Cell-based assay development can be challenging. To create reliable yet high-throughput assays, it is crucial that researchers clearly define their endpoints for measurement as well as understand the effects that variables (e.g. cell line, sample dilution and exposure time) will have on data variability. BMG LABTECH offers tools that can help reduce sample variation in cell-based assays such as software-controlled reagent injectors with automatic delivery timing and volume for plates up to 638 wells as well as matrix scan options which further reduce data variability by averaging individual wells within each plate.

The FLIPR & hERG Assay

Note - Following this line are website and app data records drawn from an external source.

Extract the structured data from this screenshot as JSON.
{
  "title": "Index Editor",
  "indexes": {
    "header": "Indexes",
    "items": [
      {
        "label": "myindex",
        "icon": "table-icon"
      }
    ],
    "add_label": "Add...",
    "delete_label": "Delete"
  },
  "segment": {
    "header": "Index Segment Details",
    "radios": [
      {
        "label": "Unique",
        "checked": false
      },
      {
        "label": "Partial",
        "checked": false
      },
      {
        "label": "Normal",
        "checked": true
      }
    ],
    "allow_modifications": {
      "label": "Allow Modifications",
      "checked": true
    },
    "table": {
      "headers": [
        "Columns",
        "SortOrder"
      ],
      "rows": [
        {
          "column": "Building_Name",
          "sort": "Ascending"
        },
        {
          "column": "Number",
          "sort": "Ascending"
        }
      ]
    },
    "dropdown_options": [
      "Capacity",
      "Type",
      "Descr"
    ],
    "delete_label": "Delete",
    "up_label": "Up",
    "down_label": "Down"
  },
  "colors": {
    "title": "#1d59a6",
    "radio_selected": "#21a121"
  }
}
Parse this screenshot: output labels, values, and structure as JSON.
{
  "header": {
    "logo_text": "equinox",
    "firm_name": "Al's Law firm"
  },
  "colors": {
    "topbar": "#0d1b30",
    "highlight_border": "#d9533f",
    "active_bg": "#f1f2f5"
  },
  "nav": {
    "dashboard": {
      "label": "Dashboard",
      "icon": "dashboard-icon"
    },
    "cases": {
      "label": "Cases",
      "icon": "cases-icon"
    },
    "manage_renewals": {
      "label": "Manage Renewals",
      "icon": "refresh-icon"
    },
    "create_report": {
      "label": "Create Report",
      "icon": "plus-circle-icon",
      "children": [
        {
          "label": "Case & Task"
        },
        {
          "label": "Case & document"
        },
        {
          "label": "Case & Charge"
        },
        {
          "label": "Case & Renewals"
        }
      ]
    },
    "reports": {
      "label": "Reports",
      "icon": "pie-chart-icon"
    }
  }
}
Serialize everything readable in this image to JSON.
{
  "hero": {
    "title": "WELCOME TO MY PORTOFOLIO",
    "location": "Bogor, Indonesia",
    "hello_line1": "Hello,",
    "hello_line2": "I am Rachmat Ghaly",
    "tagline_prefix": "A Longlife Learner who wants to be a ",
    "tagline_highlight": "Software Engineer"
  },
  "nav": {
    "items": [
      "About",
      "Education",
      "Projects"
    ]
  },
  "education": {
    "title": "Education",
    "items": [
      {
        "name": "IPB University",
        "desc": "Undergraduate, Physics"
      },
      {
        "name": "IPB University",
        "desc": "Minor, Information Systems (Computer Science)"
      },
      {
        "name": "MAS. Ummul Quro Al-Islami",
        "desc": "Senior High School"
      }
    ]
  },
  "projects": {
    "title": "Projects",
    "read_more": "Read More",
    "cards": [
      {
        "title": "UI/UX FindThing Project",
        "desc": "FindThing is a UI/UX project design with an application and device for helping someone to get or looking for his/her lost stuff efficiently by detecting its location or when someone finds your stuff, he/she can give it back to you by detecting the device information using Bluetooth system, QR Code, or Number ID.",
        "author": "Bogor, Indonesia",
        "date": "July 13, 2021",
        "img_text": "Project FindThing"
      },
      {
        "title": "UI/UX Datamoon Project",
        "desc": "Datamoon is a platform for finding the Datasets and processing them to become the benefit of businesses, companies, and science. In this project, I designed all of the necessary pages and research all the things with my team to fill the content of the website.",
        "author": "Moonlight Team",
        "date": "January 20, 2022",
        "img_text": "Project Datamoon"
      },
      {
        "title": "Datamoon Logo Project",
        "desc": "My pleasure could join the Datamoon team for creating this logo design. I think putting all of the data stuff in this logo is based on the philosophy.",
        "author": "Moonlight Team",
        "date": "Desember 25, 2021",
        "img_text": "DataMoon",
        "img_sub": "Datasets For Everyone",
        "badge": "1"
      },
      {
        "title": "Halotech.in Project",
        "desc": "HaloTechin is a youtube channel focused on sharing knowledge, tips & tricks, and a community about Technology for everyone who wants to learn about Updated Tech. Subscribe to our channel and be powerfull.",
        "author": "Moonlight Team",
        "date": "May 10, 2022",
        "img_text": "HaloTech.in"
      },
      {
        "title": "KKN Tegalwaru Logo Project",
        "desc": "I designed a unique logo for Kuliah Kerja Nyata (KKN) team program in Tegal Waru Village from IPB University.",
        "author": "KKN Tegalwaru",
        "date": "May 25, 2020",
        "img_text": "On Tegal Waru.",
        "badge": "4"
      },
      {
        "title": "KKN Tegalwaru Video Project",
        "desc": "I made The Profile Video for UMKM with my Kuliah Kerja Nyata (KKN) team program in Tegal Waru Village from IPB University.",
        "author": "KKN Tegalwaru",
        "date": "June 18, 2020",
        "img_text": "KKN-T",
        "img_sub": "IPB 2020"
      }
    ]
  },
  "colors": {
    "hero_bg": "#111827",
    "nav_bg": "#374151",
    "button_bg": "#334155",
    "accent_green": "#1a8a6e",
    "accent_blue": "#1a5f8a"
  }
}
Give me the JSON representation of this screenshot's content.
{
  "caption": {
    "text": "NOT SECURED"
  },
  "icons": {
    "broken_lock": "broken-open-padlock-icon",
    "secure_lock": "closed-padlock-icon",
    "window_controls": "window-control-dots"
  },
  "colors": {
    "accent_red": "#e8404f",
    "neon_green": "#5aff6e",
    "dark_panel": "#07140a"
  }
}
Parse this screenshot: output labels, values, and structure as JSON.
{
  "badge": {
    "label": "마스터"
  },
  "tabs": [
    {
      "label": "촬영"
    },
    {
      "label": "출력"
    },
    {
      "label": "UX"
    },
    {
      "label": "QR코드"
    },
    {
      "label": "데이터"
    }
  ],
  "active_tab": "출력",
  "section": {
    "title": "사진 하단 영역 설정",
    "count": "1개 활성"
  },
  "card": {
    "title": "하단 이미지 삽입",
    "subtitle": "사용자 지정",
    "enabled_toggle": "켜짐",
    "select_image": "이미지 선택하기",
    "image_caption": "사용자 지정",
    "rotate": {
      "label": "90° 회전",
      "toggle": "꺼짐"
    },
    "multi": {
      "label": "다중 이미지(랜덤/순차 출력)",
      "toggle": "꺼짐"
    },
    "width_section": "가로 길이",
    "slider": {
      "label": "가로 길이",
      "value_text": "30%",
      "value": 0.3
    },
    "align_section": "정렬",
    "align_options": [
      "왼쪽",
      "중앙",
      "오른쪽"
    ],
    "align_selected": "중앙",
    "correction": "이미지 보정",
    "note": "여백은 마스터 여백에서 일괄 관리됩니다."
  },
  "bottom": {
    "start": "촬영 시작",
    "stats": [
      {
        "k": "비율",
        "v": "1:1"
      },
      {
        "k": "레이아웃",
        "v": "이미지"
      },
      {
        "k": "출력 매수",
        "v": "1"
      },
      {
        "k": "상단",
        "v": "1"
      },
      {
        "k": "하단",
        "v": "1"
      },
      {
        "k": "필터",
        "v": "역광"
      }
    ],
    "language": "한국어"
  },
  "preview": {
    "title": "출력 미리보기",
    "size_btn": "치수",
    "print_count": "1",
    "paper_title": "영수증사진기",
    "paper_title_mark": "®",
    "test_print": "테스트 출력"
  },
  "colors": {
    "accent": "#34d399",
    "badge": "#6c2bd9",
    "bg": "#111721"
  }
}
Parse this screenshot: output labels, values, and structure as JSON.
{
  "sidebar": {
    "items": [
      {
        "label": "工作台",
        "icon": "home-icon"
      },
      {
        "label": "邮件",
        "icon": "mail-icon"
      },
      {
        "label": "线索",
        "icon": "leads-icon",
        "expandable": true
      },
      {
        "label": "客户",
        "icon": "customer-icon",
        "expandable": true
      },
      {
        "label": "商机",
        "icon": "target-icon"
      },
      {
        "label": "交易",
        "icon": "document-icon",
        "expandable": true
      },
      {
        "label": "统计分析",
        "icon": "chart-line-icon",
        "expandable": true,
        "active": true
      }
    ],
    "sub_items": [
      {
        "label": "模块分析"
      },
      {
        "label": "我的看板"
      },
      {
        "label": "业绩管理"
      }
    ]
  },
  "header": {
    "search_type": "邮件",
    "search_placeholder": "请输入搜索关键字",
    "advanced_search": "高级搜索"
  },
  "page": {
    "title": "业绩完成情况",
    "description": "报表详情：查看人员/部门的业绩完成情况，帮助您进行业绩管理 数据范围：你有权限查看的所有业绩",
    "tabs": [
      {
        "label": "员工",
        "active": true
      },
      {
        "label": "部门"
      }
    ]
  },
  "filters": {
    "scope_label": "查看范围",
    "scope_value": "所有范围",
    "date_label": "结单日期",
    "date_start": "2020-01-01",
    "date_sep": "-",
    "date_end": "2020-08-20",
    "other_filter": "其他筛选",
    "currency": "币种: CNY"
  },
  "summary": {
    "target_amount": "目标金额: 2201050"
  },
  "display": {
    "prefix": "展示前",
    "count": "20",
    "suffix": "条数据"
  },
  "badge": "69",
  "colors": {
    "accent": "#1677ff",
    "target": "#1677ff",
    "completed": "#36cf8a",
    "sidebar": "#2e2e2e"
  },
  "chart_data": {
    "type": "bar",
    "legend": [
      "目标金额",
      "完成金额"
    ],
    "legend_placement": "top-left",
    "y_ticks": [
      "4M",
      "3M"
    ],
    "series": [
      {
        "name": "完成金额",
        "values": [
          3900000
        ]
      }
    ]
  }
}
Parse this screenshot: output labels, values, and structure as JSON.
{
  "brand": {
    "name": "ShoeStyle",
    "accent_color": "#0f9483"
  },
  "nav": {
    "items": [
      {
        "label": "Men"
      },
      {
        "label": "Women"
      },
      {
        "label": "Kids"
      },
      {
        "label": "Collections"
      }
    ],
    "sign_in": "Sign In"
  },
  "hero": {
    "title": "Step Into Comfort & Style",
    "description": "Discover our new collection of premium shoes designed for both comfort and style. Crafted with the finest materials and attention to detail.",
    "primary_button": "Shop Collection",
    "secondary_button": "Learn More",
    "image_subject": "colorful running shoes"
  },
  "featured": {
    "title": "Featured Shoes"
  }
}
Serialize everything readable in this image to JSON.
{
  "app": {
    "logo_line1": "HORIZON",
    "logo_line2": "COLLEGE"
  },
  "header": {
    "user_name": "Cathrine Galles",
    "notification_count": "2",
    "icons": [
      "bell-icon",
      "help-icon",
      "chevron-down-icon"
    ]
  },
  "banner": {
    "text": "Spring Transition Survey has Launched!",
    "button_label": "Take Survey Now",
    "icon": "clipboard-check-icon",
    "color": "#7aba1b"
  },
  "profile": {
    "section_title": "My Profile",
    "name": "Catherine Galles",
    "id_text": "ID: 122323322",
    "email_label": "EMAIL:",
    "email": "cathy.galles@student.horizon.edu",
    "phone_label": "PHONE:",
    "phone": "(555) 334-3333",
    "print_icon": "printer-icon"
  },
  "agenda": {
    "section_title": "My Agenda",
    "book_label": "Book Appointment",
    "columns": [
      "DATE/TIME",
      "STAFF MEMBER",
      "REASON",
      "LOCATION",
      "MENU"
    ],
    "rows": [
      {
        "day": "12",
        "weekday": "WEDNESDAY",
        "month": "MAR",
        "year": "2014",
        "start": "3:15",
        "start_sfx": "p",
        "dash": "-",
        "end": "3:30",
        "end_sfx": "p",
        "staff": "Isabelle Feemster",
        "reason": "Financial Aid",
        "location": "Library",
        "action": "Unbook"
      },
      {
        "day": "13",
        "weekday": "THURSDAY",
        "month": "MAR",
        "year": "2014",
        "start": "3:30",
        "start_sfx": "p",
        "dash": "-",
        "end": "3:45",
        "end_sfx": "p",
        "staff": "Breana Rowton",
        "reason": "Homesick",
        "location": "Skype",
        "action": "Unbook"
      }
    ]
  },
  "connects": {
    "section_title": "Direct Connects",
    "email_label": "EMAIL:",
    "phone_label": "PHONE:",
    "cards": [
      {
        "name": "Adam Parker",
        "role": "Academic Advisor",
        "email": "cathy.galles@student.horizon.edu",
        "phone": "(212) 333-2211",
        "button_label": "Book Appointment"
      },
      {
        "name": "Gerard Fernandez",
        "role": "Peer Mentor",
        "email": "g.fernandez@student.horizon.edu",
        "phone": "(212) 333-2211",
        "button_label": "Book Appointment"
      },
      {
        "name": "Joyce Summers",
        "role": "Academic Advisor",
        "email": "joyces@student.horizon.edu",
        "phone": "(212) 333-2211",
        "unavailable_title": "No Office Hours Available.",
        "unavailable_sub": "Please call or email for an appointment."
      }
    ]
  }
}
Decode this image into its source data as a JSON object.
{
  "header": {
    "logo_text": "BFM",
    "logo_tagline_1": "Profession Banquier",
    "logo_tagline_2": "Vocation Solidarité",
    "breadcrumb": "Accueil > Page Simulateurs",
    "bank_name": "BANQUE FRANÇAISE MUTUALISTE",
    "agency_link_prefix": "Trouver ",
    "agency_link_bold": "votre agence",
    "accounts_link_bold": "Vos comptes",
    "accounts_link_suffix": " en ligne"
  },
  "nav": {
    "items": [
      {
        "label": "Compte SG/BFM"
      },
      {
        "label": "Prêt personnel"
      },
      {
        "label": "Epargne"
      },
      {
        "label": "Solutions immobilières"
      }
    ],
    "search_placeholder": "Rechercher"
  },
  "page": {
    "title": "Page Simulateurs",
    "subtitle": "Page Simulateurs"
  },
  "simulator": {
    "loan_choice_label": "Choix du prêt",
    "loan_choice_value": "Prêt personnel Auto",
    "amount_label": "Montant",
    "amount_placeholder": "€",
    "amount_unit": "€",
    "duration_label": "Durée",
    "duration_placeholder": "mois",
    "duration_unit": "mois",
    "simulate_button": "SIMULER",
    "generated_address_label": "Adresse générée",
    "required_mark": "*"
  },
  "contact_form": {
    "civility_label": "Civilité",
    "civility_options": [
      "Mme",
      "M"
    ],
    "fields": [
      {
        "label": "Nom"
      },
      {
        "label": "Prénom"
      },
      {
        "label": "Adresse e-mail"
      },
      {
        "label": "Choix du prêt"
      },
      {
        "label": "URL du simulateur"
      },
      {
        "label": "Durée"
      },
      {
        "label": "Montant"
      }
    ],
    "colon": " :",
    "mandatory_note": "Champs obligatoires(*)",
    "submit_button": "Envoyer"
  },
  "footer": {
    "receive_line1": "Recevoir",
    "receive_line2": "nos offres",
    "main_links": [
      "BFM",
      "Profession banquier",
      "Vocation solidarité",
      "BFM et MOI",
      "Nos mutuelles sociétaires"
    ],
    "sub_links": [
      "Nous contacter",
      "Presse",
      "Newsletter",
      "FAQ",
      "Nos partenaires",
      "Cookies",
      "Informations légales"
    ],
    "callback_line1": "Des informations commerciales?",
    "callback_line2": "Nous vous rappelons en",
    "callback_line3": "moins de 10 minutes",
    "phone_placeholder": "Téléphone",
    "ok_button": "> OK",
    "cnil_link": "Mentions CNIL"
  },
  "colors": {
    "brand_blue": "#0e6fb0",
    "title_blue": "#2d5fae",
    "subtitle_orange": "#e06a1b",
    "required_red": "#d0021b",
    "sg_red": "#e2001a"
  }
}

These assays can also include the FLIPR (Fluorometric Imaging Plate Reader) assay and the hERG (human Ether-à-go-go-Related Gene) assay, both of which play crucial roles in drug discovery and safety assessment.

  1. FLIPR Assay: The FLIPR assay is a high-throughput screening method used in drug discovery to measure changes in intracellular calcium levels. It employs fluorescent calcium-sensitive dyes to monitor the influx or efflux of calcium ions in response to a drug compound’s interaction with specific cellular targets. This assay is particularly valuable for identifying compounds that modulate G protein-coupled receptors (GPCRs), ion channels, and other membrane proteins involved in cell signaling pathways. The FLIPR assay provides real-time, quantitative data on calcium signaling, making it an essential tool for lead compound screening and optimization.
  2. hERG Assay: The hERG assay assesses the potential of a drug candidate to block the hERG potassium ion channel, which plays a crucial role in cardiac repolarization. Inhibition of the hERG channel can lead to QT interval prolongation in the electrocardiogram (ECG), increasing the risk of life-threatening cardiac arrhythmias, such as Torsades de Pointes. Therefore, evaluating a compound’s hERG liability is a critical safety consideration in pharmaceutical research. The hERG assay employs various techniques, including patch-clamp electrophysiology and automated high-throughput assays, to measure the compound’s impact on hERG channel function. Compounds with significant hERG inhibition may undergo further scrutiny or optimization to mitigate potential cardiac safety concerns.

These assays, including the FLIPR and hERG assays, are indispensable tools for pharmaceutical and biotechnology companies in the early stages of drug development. By employing these assays, researchers can quickly identify lead compounds with the desired therapeutic properties while minimizing the risk of adverse effects on cellular functions and cardiac safety. Additionally, the data generated from these assays inform decision-making processes, guiding researchers toward the development of safer and more effective drug candidates.